The district court correctly concluded that, stripped of all claims arising from the trustee's sale, the Thymes' complaint did not allege other conduct with sufficient specificity to support any cause of action.1 To the extent the Thymes were prevented from filing an amended complaint to correct this deficiency due to their inability to pay the cost bond imposed by the district court as part of the vexatious litigant order, the district court did not abuse its discretion. See De Long v. Hennessey, 912 F.2d 1144, 1146 (9th Cir.), (district court's vexatious litigant order reviewed for abuse of discretion), cert. denied, 498 U.S. 1001 (1990); Professional Programs Group v. Department of Commerce, 29 F.3d 1349, 1353 (9th Cir.1994) (district court's ruling regarding local rules is reviewed for an abuse of discretion). Such an order was a permissible exercise of discretion under Central District of California Local Rule 27A because the Thymes persisted in repeatedly filing cases lacking in merit on the same issues. Though the total amount of the bond was high, it amounted to only $500 per defendant sued, a conservative estimate of what defense would cost the people wrongfully sued.


The district court, however, did abuse its discretion in issuing an overbroad pre-filing order as part of its vexatious litigant order. See De Long, 912 F.2d at 1148; Moy v. United States, 906 F.2d 467, 470-71 (9th Cir.1990). The pre-filing order applies to all disputes in which the Thymes might be involved. There is no evidence in this record that the Thymes have a general history of litigious filing, apart from litigation over the foreclosure sale of their property and against certain defendants. See Moy, 906 F.2d at 471. The pre-filing order must be "narrowly tailored to closely fit the specific vice encountered." De Long, 912 F.2d at 1148. Based on the limited record in this particular case, we cannot conclude that the prefiling order was narrowly tailored.


The dismissal of all claims in D.C. Nos. CV-93-5963 and CV-93-7771 is AFFIRMED. The district court's prefiling order in D.C. No. CV-93-5963 is VACATED and REMANDED.


Each party shall bear its own costs.


AFFIRMED in part, VACATED in part and REMANDED.


The panel unanimously finds this case suitable for decision without oral argument. Fed.R.App.P. 34(a); 9th Cir.R. 34-4

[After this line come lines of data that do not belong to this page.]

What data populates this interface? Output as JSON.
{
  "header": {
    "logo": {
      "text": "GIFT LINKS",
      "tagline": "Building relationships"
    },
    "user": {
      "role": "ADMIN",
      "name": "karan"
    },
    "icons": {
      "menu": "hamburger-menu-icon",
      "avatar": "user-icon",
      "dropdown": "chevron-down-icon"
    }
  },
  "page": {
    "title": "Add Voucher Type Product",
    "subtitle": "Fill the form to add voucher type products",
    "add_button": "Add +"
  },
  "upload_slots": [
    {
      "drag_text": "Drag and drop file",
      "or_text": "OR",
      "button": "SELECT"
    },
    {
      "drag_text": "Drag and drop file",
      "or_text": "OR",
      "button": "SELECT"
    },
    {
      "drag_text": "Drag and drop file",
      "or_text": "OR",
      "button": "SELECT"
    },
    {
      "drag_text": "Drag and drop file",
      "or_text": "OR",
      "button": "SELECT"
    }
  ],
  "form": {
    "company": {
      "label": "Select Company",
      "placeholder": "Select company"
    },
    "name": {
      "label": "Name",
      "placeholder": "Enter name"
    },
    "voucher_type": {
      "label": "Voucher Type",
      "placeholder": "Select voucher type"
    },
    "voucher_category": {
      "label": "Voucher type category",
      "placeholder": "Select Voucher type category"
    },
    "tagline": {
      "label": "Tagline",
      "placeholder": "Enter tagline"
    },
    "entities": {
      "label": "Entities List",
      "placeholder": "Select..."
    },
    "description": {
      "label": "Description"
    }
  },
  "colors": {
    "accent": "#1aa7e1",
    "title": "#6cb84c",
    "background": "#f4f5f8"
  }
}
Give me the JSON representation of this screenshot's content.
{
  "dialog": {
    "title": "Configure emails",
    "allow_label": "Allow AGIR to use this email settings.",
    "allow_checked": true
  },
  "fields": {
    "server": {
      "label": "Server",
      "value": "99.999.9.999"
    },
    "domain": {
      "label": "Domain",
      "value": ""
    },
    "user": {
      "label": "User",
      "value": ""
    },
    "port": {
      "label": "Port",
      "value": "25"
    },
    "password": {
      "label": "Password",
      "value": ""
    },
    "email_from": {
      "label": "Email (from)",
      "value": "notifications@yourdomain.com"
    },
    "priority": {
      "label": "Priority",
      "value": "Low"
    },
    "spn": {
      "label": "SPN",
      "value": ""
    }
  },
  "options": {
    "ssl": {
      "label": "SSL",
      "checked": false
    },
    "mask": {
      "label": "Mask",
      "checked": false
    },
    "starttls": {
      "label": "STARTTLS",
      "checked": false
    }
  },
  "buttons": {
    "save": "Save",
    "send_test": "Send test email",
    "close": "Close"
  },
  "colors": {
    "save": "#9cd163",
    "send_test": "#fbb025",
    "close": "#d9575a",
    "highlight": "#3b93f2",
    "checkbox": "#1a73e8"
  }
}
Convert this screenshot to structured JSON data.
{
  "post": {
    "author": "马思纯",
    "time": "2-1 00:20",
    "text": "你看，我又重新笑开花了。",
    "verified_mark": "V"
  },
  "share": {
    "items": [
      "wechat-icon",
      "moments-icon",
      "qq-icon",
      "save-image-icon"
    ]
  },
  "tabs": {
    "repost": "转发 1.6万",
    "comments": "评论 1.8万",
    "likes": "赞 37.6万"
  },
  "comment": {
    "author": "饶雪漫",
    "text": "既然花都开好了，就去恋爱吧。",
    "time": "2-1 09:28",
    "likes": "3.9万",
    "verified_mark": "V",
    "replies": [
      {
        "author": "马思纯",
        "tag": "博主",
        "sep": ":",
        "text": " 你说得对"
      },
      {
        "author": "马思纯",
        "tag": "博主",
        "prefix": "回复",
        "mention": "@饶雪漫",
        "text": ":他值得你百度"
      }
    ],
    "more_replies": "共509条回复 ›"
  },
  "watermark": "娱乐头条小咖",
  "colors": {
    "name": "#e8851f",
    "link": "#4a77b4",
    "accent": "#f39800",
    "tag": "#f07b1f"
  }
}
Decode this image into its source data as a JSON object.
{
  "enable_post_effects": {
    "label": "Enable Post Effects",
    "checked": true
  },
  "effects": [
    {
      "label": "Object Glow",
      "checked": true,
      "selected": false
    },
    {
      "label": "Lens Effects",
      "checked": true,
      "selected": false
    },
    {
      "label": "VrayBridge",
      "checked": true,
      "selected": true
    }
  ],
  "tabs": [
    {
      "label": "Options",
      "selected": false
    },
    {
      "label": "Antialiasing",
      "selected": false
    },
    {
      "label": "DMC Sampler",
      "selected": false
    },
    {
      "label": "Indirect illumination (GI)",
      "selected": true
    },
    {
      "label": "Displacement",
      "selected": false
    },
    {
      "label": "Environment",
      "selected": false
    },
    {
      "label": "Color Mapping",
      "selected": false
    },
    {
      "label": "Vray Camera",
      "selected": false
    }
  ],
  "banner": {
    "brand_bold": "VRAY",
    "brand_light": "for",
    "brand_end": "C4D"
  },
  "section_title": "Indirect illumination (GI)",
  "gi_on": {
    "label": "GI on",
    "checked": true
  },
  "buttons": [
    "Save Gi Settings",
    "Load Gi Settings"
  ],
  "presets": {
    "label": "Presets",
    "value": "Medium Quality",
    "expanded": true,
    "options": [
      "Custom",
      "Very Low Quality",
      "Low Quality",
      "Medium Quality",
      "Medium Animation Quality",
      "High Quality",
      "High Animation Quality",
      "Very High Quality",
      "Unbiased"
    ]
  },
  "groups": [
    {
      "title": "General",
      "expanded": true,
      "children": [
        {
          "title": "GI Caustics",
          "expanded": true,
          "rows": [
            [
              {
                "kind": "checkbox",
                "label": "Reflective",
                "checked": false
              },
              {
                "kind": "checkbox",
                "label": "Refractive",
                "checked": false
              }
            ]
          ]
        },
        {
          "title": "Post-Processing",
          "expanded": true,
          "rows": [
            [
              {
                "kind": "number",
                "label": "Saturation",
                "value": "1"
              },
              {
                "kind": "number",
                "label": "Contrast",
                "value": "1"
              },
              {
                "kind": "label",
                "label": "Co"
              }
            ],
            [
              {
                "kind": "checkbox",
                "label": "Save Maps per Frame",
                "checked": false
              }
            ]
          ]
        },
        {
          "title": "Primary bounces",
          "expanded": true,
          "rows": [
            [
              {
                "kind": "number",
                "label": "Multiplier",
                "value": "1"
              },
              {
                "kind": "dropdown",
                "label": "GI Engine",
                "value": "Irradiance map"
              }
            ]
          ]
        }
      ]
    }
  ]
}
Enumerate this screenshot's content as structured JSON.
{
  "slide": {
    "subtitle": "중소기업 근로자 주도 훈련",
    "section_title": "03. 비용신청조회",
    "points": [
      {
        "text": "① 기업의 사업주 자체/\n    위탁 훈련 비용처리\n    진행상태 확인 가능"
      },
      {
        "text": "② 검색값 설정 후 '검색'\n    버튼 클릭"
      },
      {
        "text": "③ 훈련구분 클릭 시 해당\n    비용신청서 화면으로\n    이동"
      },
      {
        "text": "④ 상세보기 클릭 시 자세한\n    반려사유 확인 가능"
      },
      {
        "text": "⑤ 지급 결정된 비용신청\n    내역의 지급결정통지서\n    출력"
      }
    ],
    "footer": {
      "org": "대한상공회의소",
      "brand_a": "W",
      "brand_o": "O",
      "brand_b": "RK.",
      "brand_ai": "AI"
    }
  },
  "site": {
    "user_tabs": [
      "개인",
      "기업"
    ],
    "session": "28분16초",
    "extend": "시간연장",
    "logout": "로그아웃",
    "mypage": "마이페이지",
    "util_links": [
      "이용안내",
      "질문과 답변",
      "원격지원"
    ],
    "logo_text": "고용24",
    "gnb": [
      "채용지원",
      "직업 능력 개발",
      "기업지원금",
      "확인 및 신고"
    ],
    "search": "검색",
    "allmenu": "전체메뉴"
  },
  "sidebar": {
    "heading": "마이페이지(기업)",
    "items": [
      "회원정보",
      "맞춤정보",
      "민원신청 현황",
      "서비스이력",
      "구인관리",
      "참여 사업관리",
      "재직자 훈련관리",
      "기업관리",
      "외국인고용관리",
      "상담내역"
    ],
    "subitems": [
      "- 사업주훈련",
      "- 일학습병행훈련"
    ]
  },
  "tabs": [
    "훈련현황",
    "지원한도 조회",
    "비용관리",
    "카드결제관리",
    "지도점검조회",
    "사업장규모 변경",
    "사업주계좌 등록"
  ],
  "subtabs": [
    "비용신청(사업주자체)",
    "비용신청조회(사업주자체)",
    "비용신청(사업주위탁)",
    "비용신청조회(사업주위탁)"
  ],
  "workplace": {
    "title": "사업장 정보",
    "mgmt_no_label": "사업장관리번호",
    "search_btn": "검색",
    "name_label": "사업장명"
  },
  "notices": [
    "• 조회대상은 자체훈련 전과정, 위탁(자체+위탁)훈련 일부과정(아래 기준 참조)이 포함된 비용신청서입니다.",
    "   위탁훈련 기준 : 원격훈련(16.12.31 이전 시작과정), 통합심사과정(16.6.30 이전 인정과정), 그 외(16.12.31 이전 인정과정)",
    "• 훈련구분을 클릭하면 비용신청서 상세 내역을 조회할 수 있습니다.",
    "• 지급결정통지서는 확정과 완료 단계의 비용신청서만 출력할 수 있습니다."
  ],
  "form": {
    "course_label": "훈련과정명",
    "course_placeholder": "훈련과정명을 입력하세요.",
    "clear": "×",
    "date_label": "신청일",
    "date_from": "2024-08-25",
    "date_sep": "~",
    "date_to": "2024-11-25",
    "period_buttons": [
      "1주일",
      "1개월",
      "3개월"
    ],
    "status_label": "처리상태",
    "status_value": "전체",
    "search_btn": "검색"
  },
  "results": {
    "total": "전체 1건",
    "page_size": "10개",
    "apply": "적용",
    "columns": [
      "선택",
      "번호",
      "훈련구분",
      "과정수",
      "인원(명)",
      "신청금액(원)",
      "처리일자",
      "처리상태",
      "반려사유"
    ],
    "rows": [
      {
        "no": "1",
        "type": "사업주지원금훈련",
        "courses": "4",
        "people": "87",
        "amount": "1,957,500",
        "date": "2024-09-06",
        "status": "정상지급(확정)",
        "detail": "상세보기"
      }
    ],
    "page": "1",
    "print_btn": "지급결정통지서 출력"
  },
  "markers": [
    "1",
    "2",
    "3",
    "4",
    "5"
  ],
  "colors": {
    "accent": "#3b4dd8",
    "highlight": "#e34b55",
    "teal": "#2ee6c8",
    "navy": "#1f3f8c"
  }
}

This disposition is not appropriate for publication and may not be cited to or used by the courts of this circuit except as provided by Ninth Circuit Rule 36-3


Moreover, like the dismissal of the federal defendants in Thymes v. Metmor discussed in Part II above, the district court's June 10 order in Thymes v. Metropolitan Life correctly dismissed the federal defendants due to the Thymes' failure to exhaust their administrative remedies